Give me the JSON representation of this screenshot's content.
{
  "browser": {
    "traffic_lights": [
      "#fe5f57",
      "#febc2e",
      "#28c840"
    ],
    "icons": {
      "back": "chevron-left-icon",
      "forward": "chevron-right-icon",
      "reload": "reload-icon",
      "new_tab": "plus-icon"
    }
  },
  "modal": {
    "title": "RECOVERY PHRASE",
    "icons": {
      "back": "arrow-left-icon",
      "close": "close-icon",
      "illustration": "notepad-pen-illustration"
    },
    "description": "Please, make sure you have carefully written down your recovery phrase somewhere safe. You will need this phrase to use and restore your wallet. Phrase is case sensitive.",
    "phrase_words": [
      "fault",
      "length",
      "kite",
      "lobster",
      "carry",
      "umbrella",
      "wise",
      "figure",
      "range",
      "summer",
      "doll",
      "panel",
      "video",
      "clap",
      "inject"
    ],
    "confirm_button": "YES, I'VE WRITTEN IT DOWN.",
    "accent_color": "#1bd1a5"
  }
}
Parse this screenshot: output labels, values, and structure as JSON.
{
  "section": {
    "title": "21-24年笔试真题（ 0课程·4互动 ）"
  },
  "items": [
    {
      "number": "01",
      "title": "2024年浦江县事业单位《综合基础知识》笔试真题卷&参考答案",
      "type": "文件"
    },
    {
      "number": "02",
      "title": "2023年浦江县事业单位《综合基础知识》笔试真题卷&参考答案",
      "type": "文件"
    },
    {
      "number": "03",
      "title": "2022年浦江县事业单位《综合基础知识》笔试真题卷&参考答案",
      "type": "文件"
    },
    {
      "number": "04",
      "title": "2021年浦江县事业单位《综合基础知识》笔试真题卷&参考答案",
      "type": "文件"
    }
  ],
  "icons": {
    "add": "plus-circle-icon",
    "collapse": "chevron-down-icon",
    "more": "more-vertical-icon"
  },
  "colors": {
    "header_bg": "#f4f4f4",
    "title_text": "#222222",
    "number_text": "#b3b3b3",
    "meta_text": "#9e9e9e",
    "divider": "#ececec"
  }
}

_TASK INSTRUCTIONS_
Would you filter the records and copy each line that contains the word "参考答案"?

_RESULT OF THIS EXERCISE_
      "title": "2024年浦江县事业单位《综合基础知识》笔试真题卷&参考答案",
      "title": "2023年浦江县事业单位《综合基础知识》笔试真题卷&参考答案",
      "title": "2022年浦江县事业单位《综合基础知识》笔试真题卷&参考答案",
      "title": "2021年浦江县事业单位《综合基础知识》笔试真题卷&参考答案",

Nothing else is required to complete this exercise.